Start of PROVIDED RECORDS

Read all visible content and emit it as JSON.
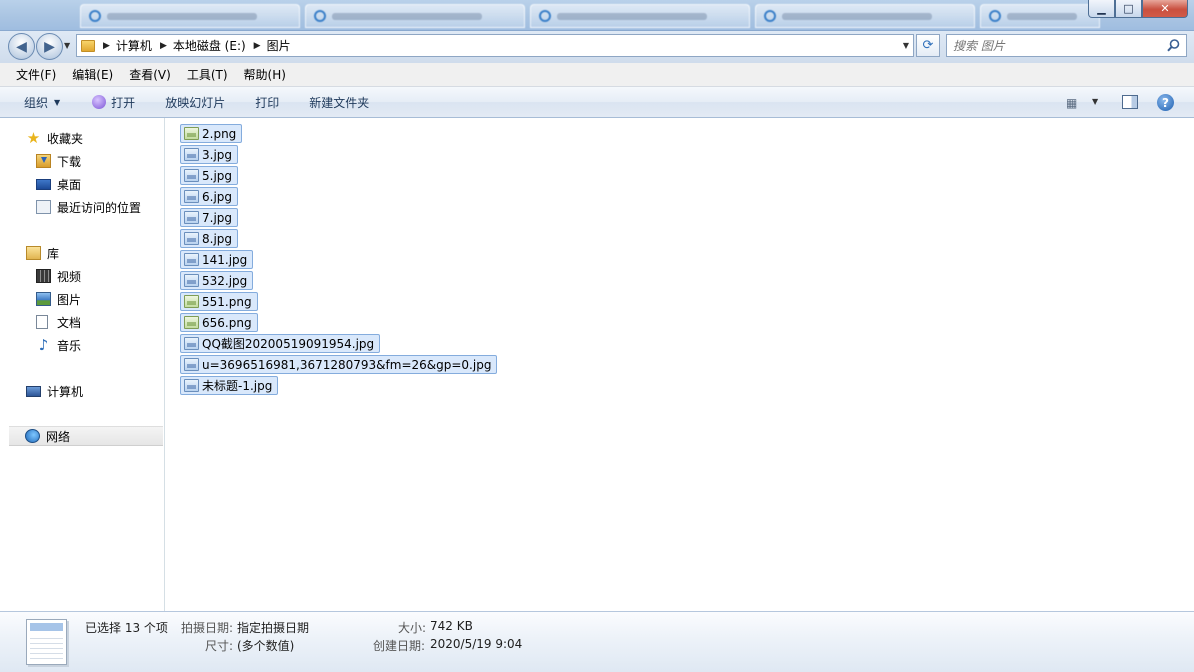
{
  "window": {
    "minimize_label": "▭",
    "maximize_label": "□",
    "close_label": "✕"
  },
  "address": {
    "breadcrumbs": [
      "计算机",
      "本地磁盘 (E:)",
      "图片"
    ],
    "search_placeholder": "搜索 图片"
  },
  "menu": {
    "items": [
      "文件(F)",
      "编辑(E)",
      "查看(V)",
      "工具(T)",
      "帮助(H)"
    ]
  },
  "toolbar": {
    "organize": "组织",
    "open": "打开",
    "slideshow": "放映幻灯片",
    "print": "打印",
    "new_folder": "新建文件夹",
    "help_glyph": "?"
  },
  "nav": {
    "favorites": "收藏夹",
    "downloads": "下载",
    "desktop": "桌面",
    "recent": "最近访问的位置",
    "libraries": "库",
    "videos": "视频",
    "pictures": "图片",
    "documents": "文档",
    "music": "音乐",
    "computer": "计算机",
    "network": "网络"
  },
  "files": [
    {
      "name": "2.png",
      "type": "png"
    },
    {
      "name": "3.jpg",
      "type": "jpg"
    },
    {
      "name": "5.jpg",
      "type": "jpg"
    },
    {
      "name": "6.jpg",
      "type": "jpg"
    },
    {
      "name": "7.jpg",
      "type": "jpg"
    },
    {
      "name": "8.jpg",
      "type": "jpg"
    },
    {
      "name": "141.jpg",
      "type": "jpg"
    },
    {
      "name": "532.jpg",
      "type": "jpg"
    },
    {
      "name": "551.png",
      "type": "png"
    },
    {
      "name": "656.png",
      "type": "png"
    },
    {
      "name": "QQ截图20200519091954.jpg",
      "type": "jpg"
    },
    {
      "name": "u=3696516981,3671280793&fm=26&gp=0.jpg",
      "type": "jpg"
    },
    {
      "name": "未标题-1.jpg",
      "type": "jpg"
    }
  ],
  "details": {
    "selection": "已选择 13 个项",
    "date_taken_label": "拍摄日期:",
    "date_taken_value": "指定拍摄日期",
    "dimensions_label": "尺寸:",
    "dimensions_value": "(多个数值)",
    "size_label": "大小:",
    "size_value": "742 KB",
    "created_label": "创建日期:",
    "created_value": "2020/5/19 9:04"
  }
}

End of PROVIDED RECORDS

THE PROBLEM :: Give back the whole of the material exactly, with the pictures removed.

REPLY TO THE EXERCISE ::
Read all visible content and emit it as JSON.
{
  "window": {
    "minimize_label": "▭",
    "maximize_label": "□",
    "close_label": "✕"
  },
  "address": {
    "breadcrumbs": [
      "计算机",
      "本地磁盘 (E:)",
      "图片"
    ],
    "search_placeholder": "搜索 图片"
  },
  "menu": {
    "items": [
      "文件(F)",
      "编辑(E)",
      "查看(V)",
      "工具(T)",
      "帮助(H)"
    ]
  },
  "toolbar": {
    "organize": "组织",
    "open": "打开",
    "slideshow": "放映幻灯片",
    "print": "打印",
    "new_folder": "新建文件夹",
    "help_glyph": "?"
  },
  "nav": {
    "favorites": "收藏夹",
    "downloads": "下载",
    "desktop": "桌面",
    "recent": "最近访问的位置",
    "libraries": "库",
    "videos": "视频",
    "pictures": "图片",
    "documents": "文档",
    "music": "音乐",
    "computer": "计算机",
    "network": "网络"
  },
  "files": [
    {
      "name": "2.png",
      "type": "png"
    },
    {
      "name": "3.jpg",
      "type": "jpg"
    },
    {
      "name": "5.jpg",
      "type": "jpg"
    },
    {
      "name": "6.jpg",
      "type": "jpg"
    },
    {
      "name": "7.jpg",
      "type": "jpg"
    },
    {
      "name": "8.jpg",
      "type": "jpg"
    },
    {
      "name": "141.jpg",
      "type": "jpg"
    },
    {
      "name": "532.jpg",
      "type": "jpg"
    },
    {
      "name": "551.png",
      "type": "png"
    },
    {
      "name": "656.png",
      "type": "png"
    },
    {
      "name": "QQ截图20200519091954.jpg",
      "type": "jpg"
    },
    {
      "name": "u=3696516981,3671280793&fm=26&gp=0.jpg",
      "type": "jpg"
    },
    {
      "name": "未标题-1.jpg",
      "type": "jpg"
    }
  ],
  "details": {
    "selection": "已选择 13 个项",
    "date_taken_label": "拍摄日期:",
    "date_taken_value": "指定拍摄日期",
    "dimensions_label": "尺寸:",
    "dimensions_value": "(多个数值)",
    "size_label": "大小:",
    "size_value": "742 KB",
    "created_label": "创建日期:",
    "created_value": "2020/5/19 9:04"
  }
}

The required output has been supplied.